Not this past Saturday, but the one before that – I visited Jimbos Greek Restaurant | Astoria. Thank you, Jimbo’s, for the invite. And might I summarize, a nice and quiet family dinner.
A Greek restaurant in Astoria, Jimbo’s is a family enterprise, named after the owner, whose nickname is “Jimbo.” The place prides itself on fresh food. The portions, I realized were big, and the prices – very reasonable.
As we entered the restaurant for an early dinner around 17:15, there were a couple of other tables taken. As we waited to be seated / attended, a gentleman walked up to us and asked us to make ourselves comfortable and sit where ever we would like. On thanking him and chatting further, he mentioned he was just a customer, not the manager or the owner.
I thought that was a very nice and friendly gesture of him, and I also thought that spoke volumes of the kind of place this might be – a fun and family friendly neighbourhood place.
We got seated. And our server brought us the menus and asked us what we’d want to drink. We started with a wine and a beer. It was a local Greek wine, nice and light.
The child had had a nap on our ride to here from Jersey City and was fresh, but thankfully, not hyper energetic that evening. It was also after quite some time that it was just the three of us that came to dine out by ourselves and not with friends or family.
We ordered a bunch of different small plates. Here they go.
Melitzanosalata – roasted eggplant spread with roasted red peppers, garlic, fresh herbs, and extra virgin olive oil.
Tzatziki – yogurt spread with cucumbers, garlic and extra virgin olive oil.
Both these cold appetizers were great on taste, very rich and thick. Some places give you a watery raita in the name of a tzatziki, but not this. This was good. As you can see – served on a flat plate, it stood it’s ground. So did the melitzanosalata.
The pita bread was served warm and was soft and thin.
Spanokopita – homemade spinach pie with feta cheese, scallions, and dill baked in phyllo dough. The cheese was the star of the dish. They import it from Greece, they said. It was also one of the largest pie size I’d seen. I’ve seen these more bite sized and not as tall – but this was one giant piece.

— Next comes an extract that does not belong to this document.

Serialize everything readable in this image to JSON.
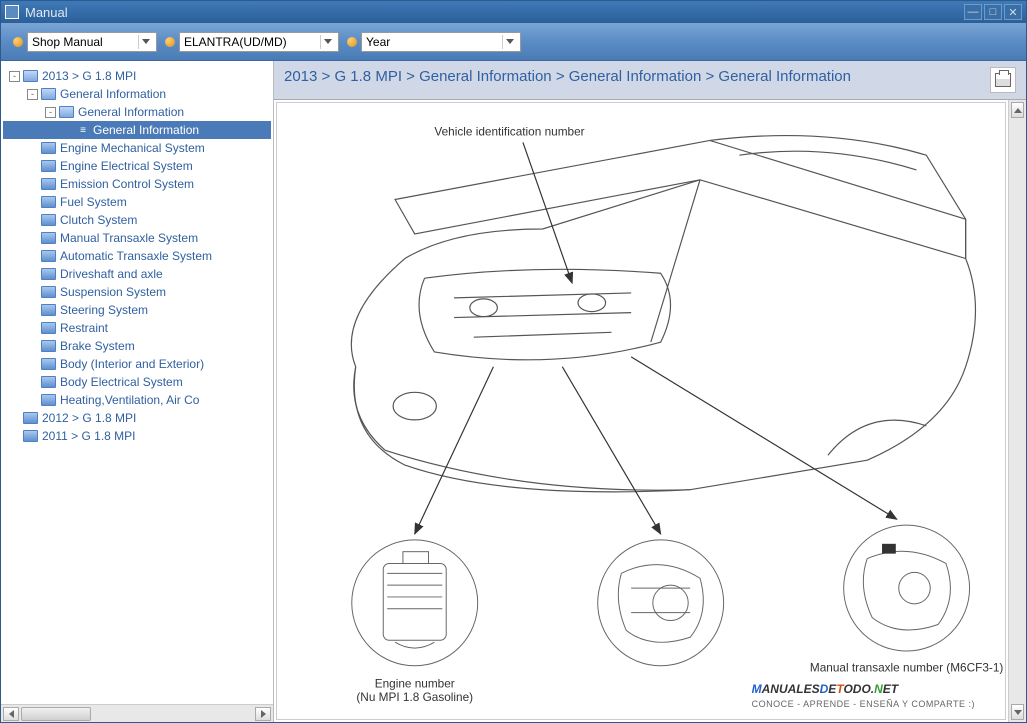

Kolokithakia Tiganita – fried zucchini in a light flour batter served with skordalia (whipped garlicky potatoes). I imagined this as a pancake dish, but these were more like chips, but not as crispy.
Gigantes – giant beans in tomato sauce with extra virgin olive oil, onions, garlic and fresh herbs. Most Greek places I’ve been to have it simple – with garlic and tomatoes prominent. I like them all. This one here was different. More hearty and packed more punch than the delicate garlic and tomato flavors.
Saganaki – brandy flamed kefalograviera cheese, imported from Greece, finished with a touch of lemon. This was different. We’ve eaten baked cheeses usually, or fried mozarella, but I don’t think I’ve eaten a saganaki before. And it was good.
Dolmadakia – stuffed grape leaves with rice, fresh herbs, extra virgin olive oil and a touch of lemon. I’ve never been a fan of these, but these were as good as I’ve eaten at other places.
All this left us fairly full. I would’ve liked to try their desserts since I was quite happy with the meal, but I also didn’t want to waste any food. So we skipped desserts.
Yianni, one of the two sons of the owner, was kind to come speak to us and briefed us about their operations and how and where they get their produce and spices and stuff from.
Baby K cooperated fairly well. Though he did want to roam around a bit mid-way through our meal, and we just took the easy way out by letting him watch videos on YouTube. Don’t judge! The hubster cooperated fairly well too, by coming out to dine and did not whine. That’s all from me on the rhyme.
Enjoy the photos from the evening.